(This follows up on an earlier item. Read it here.)
Well, I hate my job less these days. We finally got to the stage where the software was actually working well enough to test (after they dropped a bunch of features), which means my ratings look a lot better because I can actually do something. I’m also getting a lot less flak from my manager.
But I also got crappy results from my review. The review was good — not stellar, but above average. But when I got transferred to this project, the company apparently downgraded my job classification without telling me (or my new manager). The result being that for my pretty good review, my raise was going to be a pay cut. They apparently had to push it all the way up to the CEO, saying “You don’t do this to someone with ten years seniority” in order to make my raise be absolutely nothing instead. Which means I’ve now had a 2% raise in the space of two years. (Which isn’t great for retaining employees.)

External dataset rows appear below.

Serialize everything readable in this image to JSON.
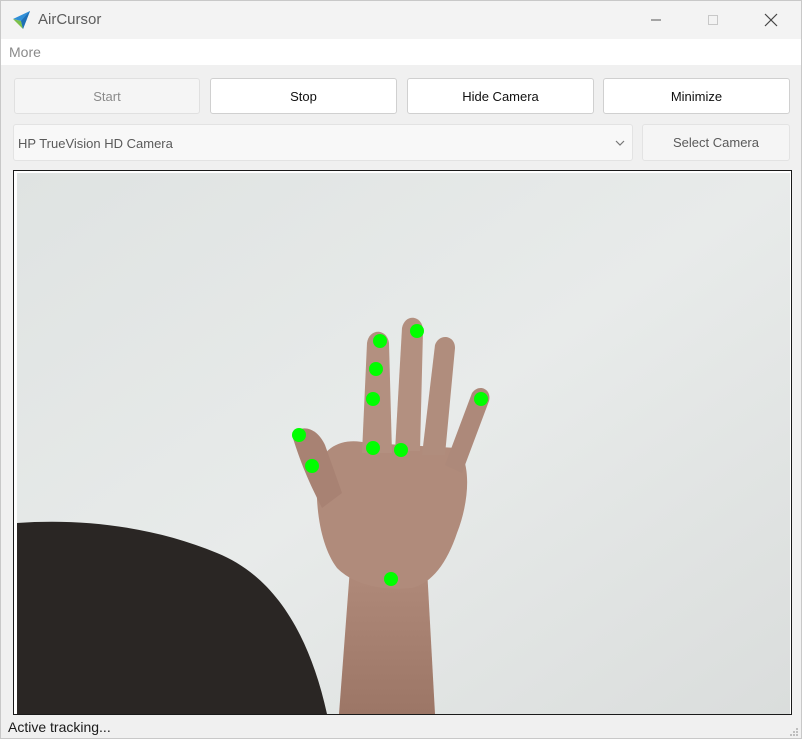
{
  "window": {
    "title": "AirCursor",
    "icon": "paper-plane-icon"
  },
  "menu": {
    "items": [
      "More"
    ]
  },
  "toolbar": {
    "start_label": "Start",
    "stop_label": "Stop",
    "hide_camera_label": "Hide Camera",
    "minimize_label": "Minimize"
  },
  "camera": {
    "selected": "HP TrueVision HD Camera",
    "select_label": "Select Camera"
  },
  "status": {
    "text": "Active tracking..."
  },
  "colors": {
    "landmark": "#00ff00",
    "accent": "#2f8fd8"
  }
}
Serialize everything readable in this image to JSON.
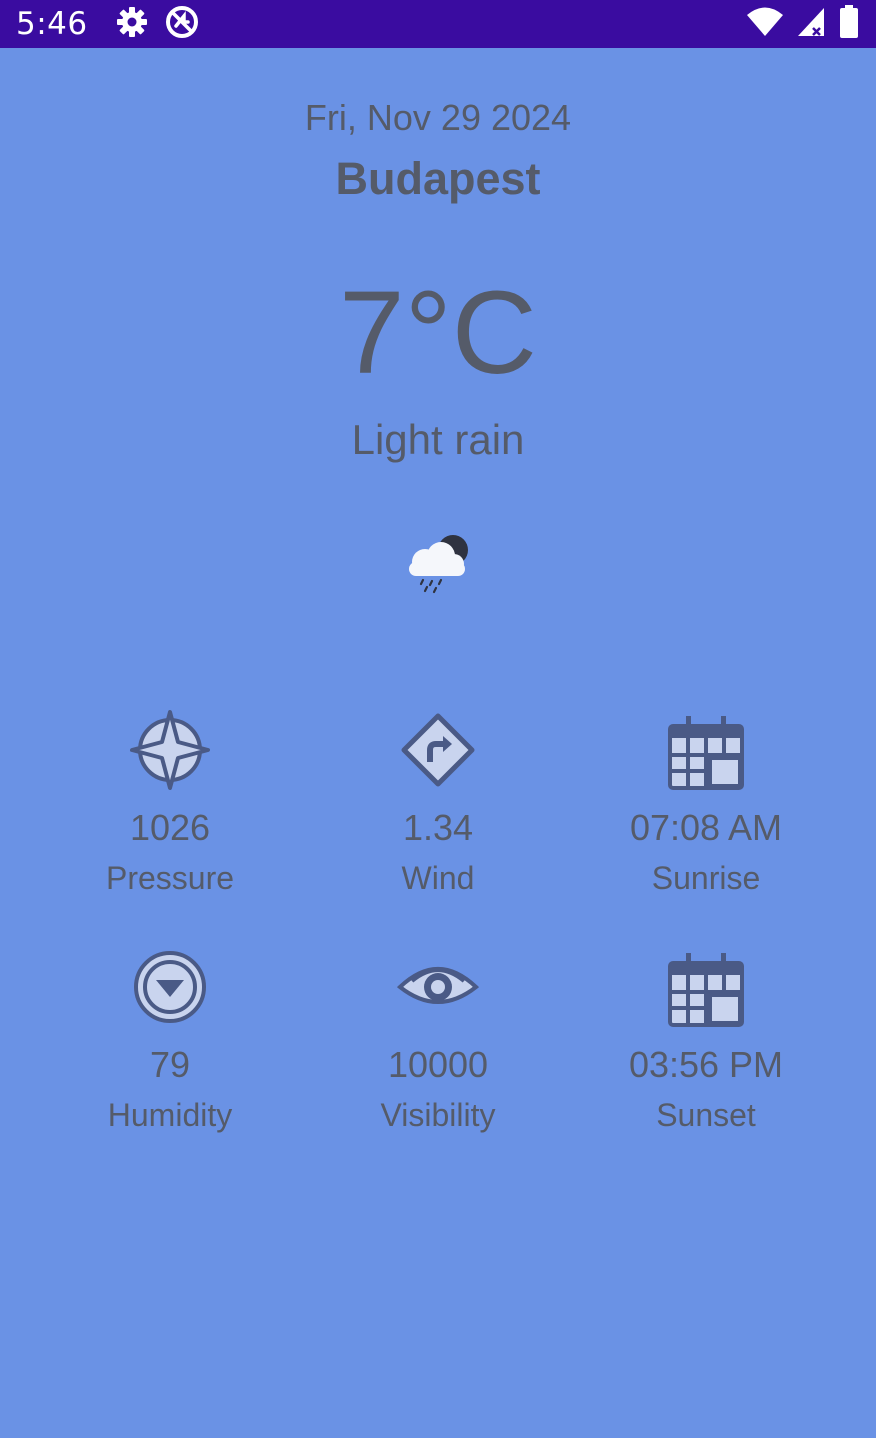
{
  "status_bar": {
    "time": "5:46",
    "background": "#3a0ca0",
    "icons": [
      "settings-icon",
      "do-not-disturb-icon",
      "wifi-icon",
      "signal-icon",
      "battery-icon"
    ]
  },
  "header": {
    "date": "Fri, Nov 29 2024",
    "city": "Budapest"
  },
  "current": {
    "temperature": "7°C",
    "description": "Light rain",
    "icon": "light-rain-cloud-icon"
  },
  "details": [
    {
      "value": "1026",
      "label": "Pressure",
      "icon": "compass-icon"
    },
    {
      "value": "1.34",
      "label": "Wind",
      "icon": "direction-sign-icon"
    },
    {
      "value": "07:08 AM",
      "label": "Sunrise",
      "icon": "calendar-icon"
    },
    {
      "value": "79",
      "label": "Humidity",
      "icon": "circle-down-arrow-icon"
    },
    {
      "value": "10000",
      "label": "Visibility",
      "icon": "eye-icon"
    },
    {
      "value": "03:56 PM",
      "label": "Sunset",
      "icon": "calendar-icon"
    }
  ],
  "colors": {
    "background": "#6a92e5",
    "text": "#555b69",
    "icon_fill": "#c9d4ee",
    "icon_stroke": "#4a5a86"
  }
}
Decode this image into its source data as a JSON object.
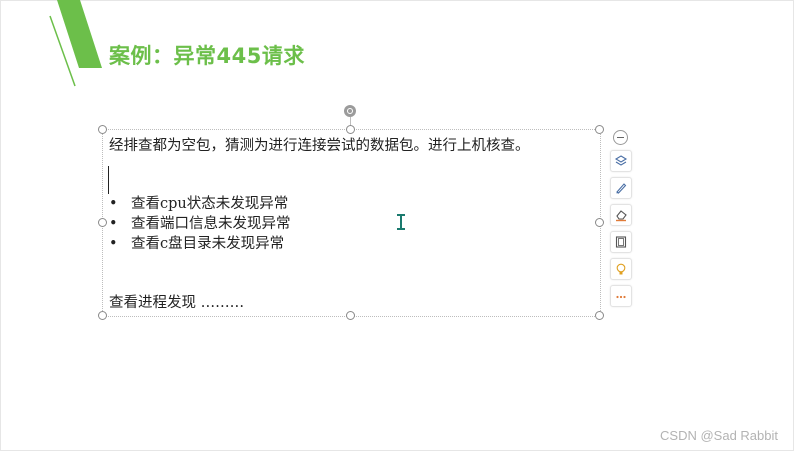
{
  "slide": {
    "title": "案例：异常445请求",
    "accent_color": "#6cbf4a"
  },
  "textbox": {
    "paragraph1": "经排查都为空包，猜测为进行连接尝试的数据包。进行上机核查。",
    "bullets": [
      {
        "symbol": "•",
        "text": "查看cpu状态未发现异常"
      },
      {
        "symbol": "•",
        "text": "查看端口信息未发现异常"
      },
      {
        "symbol": "•",
        "text": "查看c盘目录未发现异常"
      }
    ],
    "paragraph2": "查看进程发现 ………"
  },
  "toolbar": {
    "icons": [
      "collapse-icon",
      "layers-icon",
      "pen-icon",
      "eraser-icon",
      "frame-icon",
      "lightbulb-icon",
      "more-icon"
    ]
  },
  "watermark": "CSDN @Sad Rabbit"
}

I’ve been pretty scared for my job for a couple months, though. Our company has gotten in the habit (if twice can be considered such) of doing layoffs in Q4. It’s a great way to shore up the bottom line at the end of the year, by taking 10% of the people off the books. That’s how I got on this project, by being “reallocated” rather than being “reduced”. The last project concluded at the start of Q4 and then got the runaround about when we could start on the next release, until they ended up moving the project to India and laying off 85% of the team.
So you can imagine my trepidation with this project slated to be done in Q4, this and several others at the company. Do I smell a 15% layoff in the air, despite the stock price being 50% higher than it was a year ago? Fortunately (I think), they’ve decided that our project needs more time, so they pushed out the schedule by three weeks or so, and then after that, we’ve got perhaps another two months of localization releases to push out: Spanish, Finnish, Simplified Chinese. This is a great relief; maybe I won’t have to go job hunting again this year.
The project has been plagued by communication issues. It’s bad enough that we have to deal with (coordinate with) several other teams, each with their own agendas and demands. But our own team seems to have no sense of process and communication within the team. A couple weeks ago, there was discussion of a late-coming feature change which I had heard nothing about. I asked when it would be available for review, and I was told in a day or two, after it had been approved. In other words, only after they had decided to make the changes would those of us who would have to test it get a chance to know just what it would do (by which point our input would not be usable). After I complained about this in that meeting, they sent out a copy of the text of the change by e-mail, and after I commented heavily on it — including that I didn’t think it was needed at all — then other people (in management) also spoke up against doing it, and the change turned into a “guidance” document. (That is, here’s some desirable behaviors and workflows, but we’re not changing how things actually work.) In other words, none of the people who were supposed to be steering the ship were paying attention, so that a few people were running roughshod over the process and bypassing the safety checks of a proper review.
Click here for part 3.
Updated on September 7, 2010
Clarified the process fuck-up mentioned in that last paragraph.
The previous project was AWS (Adobe Workgroup Server), which then became Version Cue. We then got dumped onto what became Adobe Bridge. So far as I know, Version Cue was never touched after that, although it was part of Adobe Creative Suite through CS4. I doubt very many people ever used it.